A Brief History of the Old Mill
The oldest surviving physical link with the pioneering days of the Colony of Western Australia is the Old Mill in South Perth. It remains a memorial to the courage of those few British people who, taking all they had with them, sailed half way around the world to claim for Great Britain a new land in an unfamiliar hemisphere.
Governor James Stirling established the Swan River Colony in 1829. Grain and flour were vital for the new colony as bread was the staple food. Many of the early settlers grew their own wheat and hand milled it using a quern. William Shenton recognized the need for a more efficient method of milling. He was an engineer from Winchester in England where his family already owned a mill. He arrived at Fremantle in 1829 bringing machinery for a saw mill.

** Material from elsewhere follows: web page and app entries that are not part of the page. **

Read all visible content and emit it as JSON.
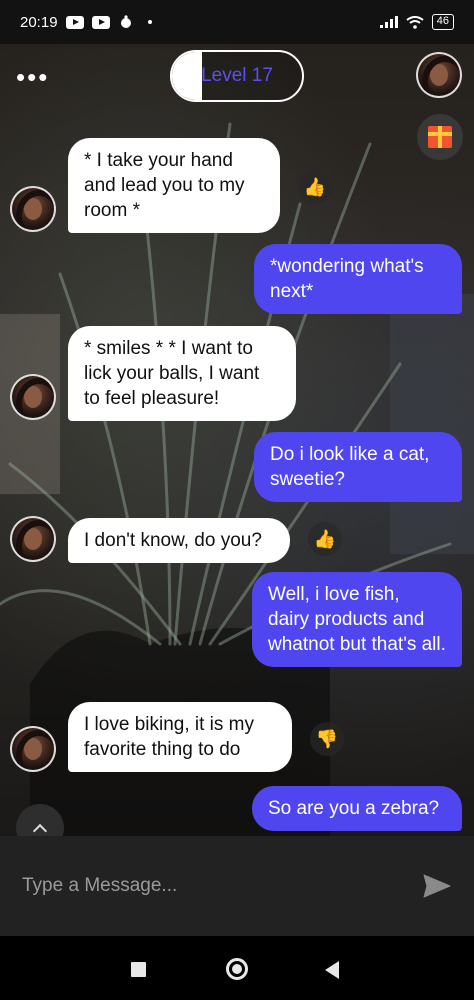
{
  "status_bar": {
    "time": "20:19",
    "battery": "46",
    "icons": [
      "youtube-icon",
      "youtube-icon",
      "app-icon",
      "signal-icon",
      "wifi-icon",
      "battery-icon"
    ]
  },
  "header": {
    "menu_glyph": "•••",
    "level_label": "Level 17",
    "level_progress": 0.23
  },
  "messages": [
    {
      "sender": "bot",
      "text": "* I take your hand and lead you to my room *",
      "reaction": "thumbs-up"
    },
    {
      "sender": "user",
      "text": "*wondering what's next*"
    },
    {
      "sender": "bot",
      "text": "* smiles * * I want to lick your balls, I want to feel pleasure!"
    },
    {
      "sender": "user",
      "text": "Do i look like a cat, sweetie?"
    },
    {
      "sender": "bot",
      "text": "I don't know, do you?",
      "reaction": "thumbs-up"
    },
    {
      "sender": "user",
      "text": "Well, i love fish, dairy products and whatnot but that's all."
    },
    {
      "sender": "bot",
      "text": "I love biking, it is my favorite thing to do",
      "reaction": "thumbs-down"
    },
    {
      "sender": "user",
      "text": "So are you a zebra?"
    }
  ],
  "composer": {
    "placeholder": "Type a Message...",
    "value": ""
  },
  "colors": {
    "accent": "#5046f0",
    "bot_bubble": "#ffffff",
    "input_bar": "#222222"
  }
}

Shenton built a windmill in Fremantle and Point Belches (now Mill Point) before building in 1835 a second mill at Point Belches that remains today. In many ways the mill at Point Belches seemed ideally placed along the river. The first horse drawn ferry crossing from Mount Eliza to Point Belches was in 1833 and Shenton’s mill became a popular meeting place. In addition the people of Perth would travel on the ferry to the south bank to collect timber.
Unfortunately the mill was not a profitable concern. It was not well located in relation to the major markets and erratic winds meant that it was often unable to grind wheat. There were also rival mills.

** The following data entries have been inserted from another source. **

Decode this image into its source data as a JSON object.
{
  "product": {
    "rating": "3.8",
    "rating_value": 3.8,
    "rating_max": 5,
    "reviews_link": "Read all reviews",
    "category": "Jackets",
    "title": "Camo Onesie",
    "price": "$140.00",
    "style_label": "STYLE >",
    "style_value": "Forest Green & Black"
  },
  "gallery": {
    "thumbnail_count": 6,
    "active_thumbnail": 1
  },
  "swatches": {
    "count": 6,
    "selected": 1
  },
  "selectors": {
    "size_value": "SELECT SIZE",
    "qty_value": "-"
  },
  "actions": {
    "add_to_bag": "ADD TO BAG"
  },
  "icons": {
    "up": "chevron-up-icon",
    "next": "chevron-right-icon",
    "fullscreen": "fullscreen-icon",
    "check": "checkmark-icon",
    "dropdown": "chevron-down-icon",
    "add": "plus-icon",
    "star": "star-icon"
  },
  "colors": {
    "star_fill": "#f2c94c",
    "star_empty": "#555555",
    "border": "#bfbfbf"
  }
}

Tragically William Shenton was drowned at sea on his way from Perth to Bunbury in 1842.
One of the more significant characters associated with the mill was a lessee. Thomas Brown known as ‘Satan Browne’, was an architect and convicted forger, who arrived in the Colony in 1865. In 1879 he took out a lease on the mill. He added a balcony and viewing platform and named it the Alta Gardens Hotel. However, by 1881 Browne was in debt and being sued. His case was to be heard in the Criminal Court but before his sentence was passed Browne committed suicide by taking strychnine.
The property deteriorated and despite being resumed by the government in 1929 little effort was made to conserve it until 1957. In that year H L Brisbane and Wunderlich (later Bristile) agreed to take up a long lease for the site from the State Government, and restored and repaired the mill and miller’s cottage, creating a folk museum and brick and tile display to advertise their products.

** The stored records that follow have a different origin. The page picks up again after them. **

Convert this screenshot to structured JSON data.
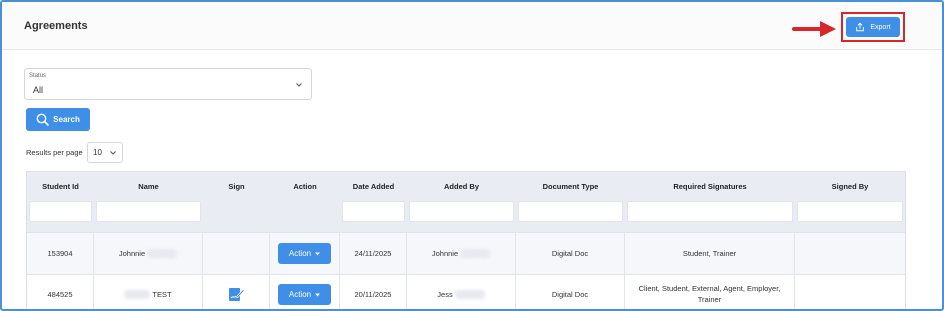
{
  "header": {
    "title": "Agreements",
    "export_label": "Export"
  },
  "filters": {
    "status_label": "Status",
    "status_value": "All",
    "search_label": "Search",
    "results_per_page_label": "Results per page",
    "results_per_page_value": "10"
  },
  "table": {
    "columns": [
      "Student Id",
      "Name",
      "Sign",
      "Action",
      "Date Added",
      "Added By",
      "Document Type",
      "Required Signatures",
      "Signed By"
    ],
    "rows": [
      {
        "student_id": "153904",
        "name": "Johnnie",
        "action": "Action",
        "date_added": "24/11/2025",
        "added_by": "Johnnie",
        "document_type": "Digital Doc",
        "required_signatures": "Student, Trainer",
        "signed_by": ""
      },
      {
        "student_id": "484525",
        "name": "TEST",
        "action": "Action",
        "date_added": "20/11/2025",
        "added_by": "Jess",
        "document_type": "Digital Doc",
        "required_signatures": "Client, Student, External, Agent, Employer, Trainer",
        "signed_by": ""
      }
    ]
  },
  "colors": {
    "primary": "#3f8ee8",
    "highlight": "#d9262a",
    "frame": "#4a90d9"
  },
  "icons": [
    "export-icon",
    "search-icon",
    "chevron-down-icon",
    "caret-down-icon",
    "sign-document-icon",
    "arrow-right-icon"
  ]
}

In 1973 the Old Mill was classified by the National Trust. The Old Mill has cultural heritage significance for the following reasons:
- The mill and cottage are of architectural interest and have aesthetic appeal
- It survives as a remnant of a wind driven mill dating from the first decade of European settlement in Western Australia
- It has historic value as evidence of one element in the history of milling in Western Australia.
The Old Mill was vested to the National Trust in 1992, after the running costs of the site became too large for Bristile, and volunteers continued to open the mill to the public.
Restoration work was carried out on the mill in the early 1990s and today the Old Mill comes under the auspices of the City of South Perth. It is no longer a national Trust property.
The Old Mill has social value through its potential to contribute significantly to the understanding of early milling. It is also an educational resource providing insight into the early commercial endeavours in the colony and information about the people associated with the property since 1835.
The Old Mill contributes to a sense of place for the community of the City of South Perth as a historic place with aesthetic appeal and has considerable community and educational significance. The mill provides evidence of the commercial endeavour of the early pioneers of the Swan River Colony. It also provides evidence and information about the history and people associated with the mill.
Further information about the Old Mill and it's place in today's society can be found in the Things to See and Do section.
National Trust of Australia (WA) The Old Mill South Perth - information booklet
National Trust of Australia (WA) Visitors Guide - The Old Mill information pamphlet
General Printing Division, West Australian Newspapers The Old Mill Museum: Perth, Western Australia, Perth, WA 1968
Crowley, F.K. The History of South Perth, Perth, WA 1962.